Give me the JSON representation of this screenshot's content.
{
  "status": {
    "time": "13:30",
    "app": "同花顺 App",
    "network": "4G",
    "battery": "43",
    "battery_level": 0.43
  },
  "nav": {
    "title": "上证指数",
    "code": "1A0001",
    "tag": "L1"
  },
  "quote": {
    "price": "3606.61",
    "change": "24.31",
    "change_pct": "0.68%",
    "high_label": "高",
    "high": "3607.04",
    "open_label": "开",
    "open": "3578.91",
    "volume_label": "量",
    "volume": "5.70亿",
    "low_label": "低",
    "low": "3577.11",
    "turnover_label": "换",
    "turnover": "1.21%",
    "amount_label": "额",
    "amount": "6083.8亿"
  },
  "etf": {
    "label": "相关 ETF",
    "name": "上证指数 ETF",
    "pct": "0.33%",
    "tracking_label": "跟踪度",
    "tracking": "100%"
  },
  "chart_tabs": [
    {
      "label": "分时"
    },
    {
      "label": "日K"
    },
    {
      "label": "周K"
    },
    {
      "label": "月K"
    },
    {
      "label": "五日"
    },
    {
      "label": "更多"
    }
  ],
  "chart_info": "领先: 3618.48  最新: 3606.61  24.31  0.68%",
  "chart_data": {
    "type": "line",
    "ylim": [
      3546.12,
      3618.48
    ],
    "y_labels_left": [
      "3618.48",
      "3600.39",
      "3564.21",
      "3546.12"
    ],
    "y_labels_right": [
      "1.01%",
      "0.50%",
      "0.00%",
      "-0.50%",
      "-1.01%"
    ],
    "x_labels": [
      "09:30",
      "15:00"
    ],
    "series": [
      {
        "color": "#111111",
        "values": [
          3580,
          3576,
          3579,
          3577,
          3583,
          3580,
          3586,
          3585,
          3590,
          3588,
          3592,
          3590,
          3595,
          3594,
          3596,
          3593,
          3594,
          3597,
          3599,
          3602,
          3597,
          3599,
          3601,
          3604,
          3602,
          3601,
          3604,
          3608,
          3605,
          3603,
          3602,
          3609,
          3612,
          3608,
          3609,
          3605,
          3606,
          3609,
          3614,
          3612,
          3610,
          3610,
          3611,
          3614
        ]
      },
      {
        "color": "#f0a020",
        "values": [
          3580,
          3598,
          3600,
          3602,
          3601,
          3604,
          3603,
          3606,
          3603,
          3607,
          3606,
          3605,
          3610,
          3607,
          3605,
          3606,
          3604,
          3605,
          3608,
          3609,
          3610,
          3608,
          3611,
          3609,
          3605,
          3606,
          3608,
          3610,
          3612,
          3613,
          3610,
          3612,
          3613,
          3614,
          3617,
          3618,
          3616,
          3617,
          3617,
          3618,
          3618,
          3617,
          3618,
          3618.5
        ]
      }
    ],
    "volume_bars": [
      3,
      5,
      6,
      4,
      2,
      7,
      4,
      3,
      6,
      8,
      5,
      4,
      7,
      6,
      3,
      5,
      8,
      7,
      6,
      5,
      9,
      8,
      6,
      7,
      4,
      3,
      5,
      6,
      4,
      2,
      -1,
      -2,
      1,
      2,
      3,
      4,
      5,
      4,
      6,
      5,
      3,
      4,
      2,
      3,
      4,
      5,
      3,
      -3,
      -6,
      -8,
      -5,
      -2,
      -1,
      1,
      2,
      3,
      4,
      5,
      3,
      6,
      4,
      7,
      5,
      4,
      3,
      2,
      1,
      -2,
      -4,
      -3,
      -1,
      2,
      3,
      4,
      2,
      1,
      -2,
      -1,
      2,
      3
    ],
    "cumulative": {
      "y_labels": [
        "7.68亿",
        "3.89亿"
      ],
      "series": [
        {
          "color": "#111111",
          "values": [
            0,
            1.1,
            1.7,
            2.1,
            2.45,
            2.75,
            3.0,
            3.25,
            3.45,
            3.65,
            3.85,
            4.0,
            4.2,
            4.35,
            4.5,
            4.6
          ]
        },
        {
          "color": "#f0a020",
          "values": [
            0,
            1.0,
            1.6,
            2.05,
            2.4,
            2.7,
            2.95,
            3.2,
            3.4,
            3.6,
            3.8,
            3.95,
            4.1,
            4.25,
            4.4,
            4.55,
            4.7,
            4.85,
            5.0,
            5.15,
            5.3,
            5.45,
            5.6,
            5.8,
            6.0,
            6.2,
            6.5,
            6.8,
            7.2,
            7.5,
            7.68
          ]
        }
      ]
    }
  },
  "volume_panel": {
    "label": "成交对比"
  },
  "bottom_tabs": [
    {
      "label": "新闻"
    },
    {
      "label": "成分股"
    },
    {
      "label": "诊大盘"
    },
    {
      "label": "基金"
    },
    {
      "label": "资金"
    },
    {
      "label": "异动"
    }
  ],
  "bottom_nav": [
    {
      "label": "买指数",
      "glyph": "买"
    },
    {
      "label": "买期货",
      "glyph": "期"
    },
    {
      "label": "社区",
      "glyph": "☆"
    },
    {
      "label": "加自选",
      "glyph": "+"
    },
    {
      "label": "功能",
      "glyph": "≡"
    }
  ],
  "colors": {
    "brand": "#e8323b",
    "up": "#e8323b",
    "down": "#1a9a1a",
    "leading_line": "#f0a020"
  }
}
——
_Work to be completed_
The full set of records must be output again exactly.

_Response for this exercise_
Give me the JSON representation of this screenshot's content.
{
  "status": {
    "time": "13:30",
    "app": "同花顺 App",
    "network": "4G",
    "battery": "43",
    "battery_level": 0.43
  },
  "nav": {
    "title": "上证指数",
    "code": "1A0001",
    "tag": "L1"
  },
  "quote": {
    "price": "3606.61",
    "change": "24.31",
    "change_pct": "0.68%",
    "high_label": "高",
    "high": "3607.04",
    "open_label": "开",
    "open": "3578.91",
    "volume_label": "量",
    "volume": "5.70亿",
    "low_label": "低",
    "low": "3577.11",
    "turnover_label": "换",
    "turnover": "1.21%",
    "amount_label": "额",
    "amount": "6083.8亿"
  },
  "etf": {
    "label": "相关 ETF",
    "name": "上证指数 ETF",
    "pct": "0.33%",
    "tracking_label": "跟踪度",
    "tracking": "100%"
  },
  "chart_tabs": [
    {
      "label": "分时"
    },
    {
      "label": "日K"
    },
    {
      "label": "周K"
    },
    {
      "label": "月K"
    },
    {
      "label": "五日"
    },
    {
      "label": "更多"
    }
  ],
  "chart_info": "领先: 3618.48  最新: 3606.61  24.31  0.68%",
  "chart_data": {
    "type": "line",
    "ylim": [
      3546.12,
      3618.48
    ],
    "y_labels_left": [
      "3618.48",
      "3600.39",
      "3564.21",
      "3546.12"
    ],
    "y_labels_right": [
      "1.01%",
      "0.50%",
      "0.00%",
      "-0.50%",
      "-1.01%"
    ],
    "x_labels": [
      "09:30",
      "15:00"
    ],
    "series": [
      {
        "color": "#111111",
        "values": [
          3580,
          3576,
          3579,
          3577,
          3583,
          3580,
          3586,
          3585,
          3590,
          3588,
          3592,
          3590,
          3595,
          3594,
          3596,
          3593,
          3594,
          3597,
          3599,
          3602,
          3597,
          3599,
          3601,
          3604,
          3602,
          3601,
          3604,
          3608,
          3605,
          3603,
          3602,
          3609,
          3612,
          3608,
          3609,
          3605,
          3606,
          3609,
          3614,
          3612,
          3610,
          3610,
          3611,
          3614
        ]
      },
      {
        "color": "#f0a020",
        "values": [
          3580,
          3598,
          3600,
          3602,
          3601,
          3604,
          3603,
          3606,
          3603,
          3607,
          3606,
          3605,
          3610,
          3607,
          3605,
          3606,
          3604,
          3605,
          3608,
          3609,
          3610,
          3608,
          3611,
          3609,
          3605,
          3606,
          3608,
          3610,
          3612,
          3613,
          3610,
          3612,
          3613,
          3614,
          3617,
          3618,
          3616,
          3617,
          3617,
          3618,
          3618,
          3617,
          3618,
          3618.5
        ]
      }
    ],
    "volume_bars": [
      3,
      5,
      6,
      4,
      2,
      7,
      4,
      3,
      6,
      8,
      5,
      4,
      7,
      6,
      3,
      5,
      8,
      7,
      6,
      5,
      9,
      8,
      6,
      7,
      4,
      3,
      5,
      6,
      4,
      2,
      -1,
      -2,
      1,
      2,
      3,
      4,
      5,
      4,
      6,
      5,
      3,
      4,
      2,
      3,
      4,
      5,
      3,
      -3,
      -6,
      -8,
      -5,
      -2,
      -1,
      1,
      2,
      3,
      4,
      5,
      3,
      6,
      4,
      7,
      5,
      4,
      3,
      2,
      1,
      -2,
      -4,
      -3,
      -1,
      2,
      3,
      4,
      2,
      1,
      -2,
      -1,
      2,
      3
    ],
    "cumulative": {
      "y_labels": [
        "7.68亿",
        "3.89亿"
      ],
      "series": [
        {
          "color": "#111111",
          "values": [
            0,
            1.1,
            1.7,
            2.1,
            2.45,
            2.75,
            3.0,
            3.25,
            3.45,
            3.65,
            3.85,
            4.0,
            4.2,
            4.35,
            4.5,
            4.6
          ]
        },
        {
          "color": "#f0a020",
          "values": [
            0,
            1.0,
            1.6,
            2.05,
            2.4,
            2.7,
            2.95,
            3.2,
            3.4,
            3.6,
            3.8,
            3.95,
            4.1,
            4.25,
            4.4,
            4.55,
            4.7,
            4.85,
            5.0,
            5.15,
            5.3,
            5.45,
            5.6,
            5.8,
            6.0,
            6.2,
            6.5,
            6.8,
            7.2,
            7.5,
            7.68
          ]
        }
      ]
    }
  },
  "volume_panel": {
    "label": "成交对比"
  },
  "bottom_tabs": [
    {
      "label": "新闻"
    },
    {
      "label": "成分股"
    },
    {
      "label": "诊大盘"
    },
    {
      "label": "基金"
    },
    {
      "label": "资金"
    },
    {
      "label": "异动"
    }
  ],
  "bottom_nav": [
    {
      "label": "买指数",
      "glyph": "买"
    },
    {
      "label": "买期货",
      "glyph": "期"
    },
    {
      "label": "社区",
      "glyph": "☆"
    },
    {
      "label": "加自选",
      "glyph": "+"
    },
    {
      "label": "功能",
      "glyph": "≡"
    }
  ],
  "colors": {
    "brand": "#e8323b",
    "up": "#e8323b",
    "down": "#1a9a1a",
    "leading_line": "#f0a020"
  }
}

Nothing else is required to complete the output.